Top of The data

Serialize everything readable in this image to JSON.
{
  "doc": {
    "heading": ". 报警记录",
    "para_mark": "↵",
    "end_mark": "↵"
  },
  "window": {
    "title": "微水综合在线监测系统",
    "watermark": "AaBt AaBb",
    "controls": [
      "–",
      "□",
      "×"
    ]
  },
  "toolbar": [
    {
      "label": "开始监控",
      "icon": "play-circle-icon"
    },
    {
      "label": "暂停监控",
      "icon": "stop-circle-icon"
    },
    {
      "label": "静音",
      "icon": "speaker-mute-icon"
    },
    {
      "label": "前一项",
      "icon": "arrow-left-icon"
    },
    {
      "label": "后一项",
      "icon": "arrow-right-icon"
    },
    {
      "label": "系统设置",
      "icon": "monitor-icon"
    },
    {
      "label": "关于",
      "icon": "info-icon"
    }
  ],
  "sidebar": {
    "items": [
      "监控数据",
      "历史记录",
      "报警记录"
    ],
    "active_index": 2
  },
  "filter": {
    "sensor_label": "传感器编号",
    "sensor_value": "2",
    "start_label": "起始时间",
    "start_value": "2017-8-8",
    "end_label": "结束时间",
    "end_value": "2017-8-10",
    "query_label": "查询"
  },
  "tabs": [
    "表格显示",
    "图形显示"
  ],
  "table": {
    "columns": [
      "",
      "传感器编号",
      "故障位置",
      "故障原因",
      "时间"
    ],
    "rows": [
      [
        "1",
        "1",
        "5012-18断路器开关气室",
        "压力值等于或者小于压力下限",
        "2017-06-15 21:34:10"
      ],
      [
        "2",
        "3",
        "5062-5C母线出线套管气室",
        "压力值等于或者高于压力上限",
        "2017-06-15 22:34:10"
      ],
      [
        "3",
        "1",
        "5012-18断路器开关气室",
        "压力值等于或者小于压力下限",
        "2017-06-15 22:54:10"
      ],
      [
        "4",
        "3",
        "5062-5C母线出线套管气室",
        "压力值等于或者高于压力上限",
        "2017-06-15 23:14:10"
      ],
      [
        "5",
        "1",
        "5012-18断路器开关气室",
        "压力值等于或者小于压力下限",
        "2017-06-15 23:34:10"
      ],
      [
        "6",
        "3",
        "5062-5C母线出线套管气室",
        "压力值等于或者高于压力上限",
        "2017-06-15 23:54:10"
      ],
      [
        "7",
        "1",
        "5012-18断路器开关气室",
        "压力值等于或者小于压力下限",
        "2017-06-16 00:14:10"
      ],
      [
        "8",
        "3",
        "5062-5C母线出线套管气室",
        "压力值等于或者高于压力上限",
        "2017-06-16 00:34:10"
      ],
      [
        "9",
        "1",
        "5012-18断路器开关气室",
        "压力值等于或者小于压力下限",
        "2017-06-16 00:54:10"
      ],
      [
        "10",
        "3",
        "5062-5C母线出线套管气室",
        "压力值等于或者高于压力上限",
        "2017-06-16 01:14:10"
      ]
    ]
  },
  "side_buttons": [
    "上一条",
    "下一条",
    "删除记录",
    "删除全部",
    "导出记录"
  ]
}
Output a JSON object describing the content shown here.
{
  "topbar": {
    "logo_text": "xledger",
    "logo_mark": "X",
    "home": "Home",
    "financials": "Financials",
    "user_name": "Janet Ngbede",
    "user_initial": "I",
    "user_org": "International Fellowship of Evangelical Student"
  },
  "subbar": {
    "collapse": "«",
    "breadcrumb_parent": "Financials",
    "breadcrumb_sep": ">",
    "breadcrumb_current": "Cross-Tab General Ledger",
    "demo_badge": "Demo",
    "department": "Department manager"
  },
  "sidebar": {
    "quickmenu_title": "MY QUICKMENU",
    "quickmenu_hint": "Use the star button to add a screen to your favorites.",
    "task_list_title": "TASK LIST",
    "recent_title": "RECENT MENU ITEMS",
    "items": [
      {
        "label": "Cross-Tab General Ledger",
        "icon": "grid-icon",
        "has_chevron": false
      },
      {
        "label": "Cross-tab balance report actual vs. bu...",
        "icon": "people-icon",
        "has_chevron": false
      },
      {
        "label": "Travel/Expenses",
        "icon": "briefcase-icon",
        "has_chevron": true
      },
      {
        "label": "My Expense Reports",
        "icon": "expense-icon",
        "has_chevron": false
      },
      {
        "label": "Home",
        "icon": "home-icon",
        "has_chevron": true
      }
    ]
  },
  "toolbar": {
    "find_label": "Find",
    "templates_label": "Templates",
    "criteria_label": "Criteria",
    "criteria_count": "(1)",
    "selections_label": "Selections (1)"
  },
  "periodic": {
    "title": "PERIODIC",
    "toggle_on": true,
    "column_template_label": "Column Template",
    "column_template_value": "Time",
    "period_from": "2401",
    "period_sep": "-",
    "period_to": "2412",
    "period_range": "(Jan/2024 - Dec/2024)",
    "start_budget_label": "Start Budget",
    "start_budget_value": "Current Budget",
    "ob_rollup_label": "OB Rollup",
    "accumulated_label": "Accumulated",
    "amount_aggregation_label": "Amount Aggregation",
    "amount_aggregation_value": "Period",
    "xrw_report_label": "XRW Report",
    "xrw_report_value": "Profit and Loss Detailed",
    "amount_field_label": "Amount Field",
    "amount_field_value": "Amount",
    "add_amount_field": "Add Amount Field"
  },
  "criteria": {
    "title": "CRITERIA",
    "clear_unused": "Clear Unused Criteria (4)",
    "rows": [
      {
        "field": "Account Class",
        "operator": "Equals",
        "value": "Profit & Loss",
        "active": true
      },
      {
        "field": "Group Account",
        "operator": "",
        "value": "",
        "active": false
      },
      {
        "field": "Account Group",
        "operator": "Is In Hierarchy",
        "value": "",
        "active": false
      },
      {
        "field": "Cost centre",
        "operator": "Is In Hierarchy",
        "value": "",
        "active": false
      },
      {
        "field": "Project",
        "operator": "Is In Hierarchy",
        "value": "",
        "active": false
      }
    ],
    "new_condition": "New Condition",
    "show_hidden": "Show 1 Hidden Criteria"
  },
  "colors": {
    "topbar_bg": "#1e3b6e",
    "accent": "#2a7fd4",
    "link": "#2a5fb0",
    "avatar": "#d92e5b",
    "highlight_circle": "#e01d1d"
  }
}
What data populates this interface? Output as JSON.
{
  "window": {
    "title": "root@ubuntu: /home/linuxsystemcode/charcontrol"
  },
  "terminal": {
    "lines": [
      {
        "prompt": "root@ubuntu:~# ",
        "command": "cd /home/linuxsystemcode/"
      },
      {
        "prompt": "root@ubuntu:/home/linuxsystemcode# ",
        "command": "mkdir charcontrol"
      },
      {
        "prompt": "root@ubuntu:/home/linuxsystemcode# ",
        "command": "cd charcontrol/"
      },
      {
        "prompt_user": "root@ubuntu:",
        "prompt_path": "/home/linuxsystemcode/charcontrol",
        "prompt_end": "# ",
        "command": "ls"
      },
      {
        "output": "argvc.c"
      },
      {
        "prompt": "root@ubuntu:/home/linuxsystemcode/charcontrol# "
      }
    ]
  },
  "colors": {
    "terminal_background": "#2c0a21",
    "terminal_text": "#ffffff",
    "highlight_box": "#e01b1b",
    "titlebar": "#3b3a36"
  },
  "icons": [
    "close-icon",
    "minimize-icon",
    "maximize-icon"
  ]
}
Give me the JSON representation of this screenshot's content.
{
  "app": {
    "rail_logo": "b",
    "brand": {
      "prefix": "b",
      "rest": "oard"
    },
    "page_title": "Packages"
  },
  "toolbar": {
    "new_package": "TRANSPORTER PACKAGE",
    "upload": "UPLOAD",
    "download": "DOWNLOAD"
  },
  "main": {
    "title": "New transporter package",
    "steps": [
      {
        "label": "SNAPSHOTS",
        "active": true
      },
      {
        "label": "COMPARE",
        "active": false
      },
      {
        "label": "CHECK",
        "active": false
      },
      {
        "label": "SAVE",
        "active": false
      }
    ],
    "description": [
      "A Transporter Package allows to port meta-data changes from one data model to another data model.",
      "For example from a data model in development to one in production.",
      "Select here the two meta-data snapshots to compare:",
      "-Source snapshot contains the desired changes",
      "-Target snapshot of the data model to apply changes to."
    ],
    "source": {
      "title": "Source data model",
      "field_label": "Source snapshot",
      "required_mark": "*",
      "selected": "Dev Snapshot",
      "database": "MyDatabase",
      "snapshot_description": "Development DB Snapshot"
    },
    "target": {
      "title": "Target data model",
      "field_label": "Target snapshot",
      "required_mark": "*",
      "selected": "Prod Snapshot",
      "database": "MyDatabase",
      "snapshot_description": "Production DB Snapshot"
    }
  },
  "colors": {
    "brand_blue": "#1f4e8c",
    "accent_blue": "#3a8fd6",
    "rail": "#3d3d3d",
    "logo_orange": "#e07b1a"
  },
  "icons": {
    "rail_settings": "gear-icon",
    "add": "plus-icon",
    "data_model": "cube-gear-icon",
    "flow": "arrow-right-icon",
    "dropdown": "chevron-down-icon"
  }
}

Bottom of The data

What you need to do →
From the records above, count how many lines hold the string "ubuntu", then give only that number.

Exercise result →
6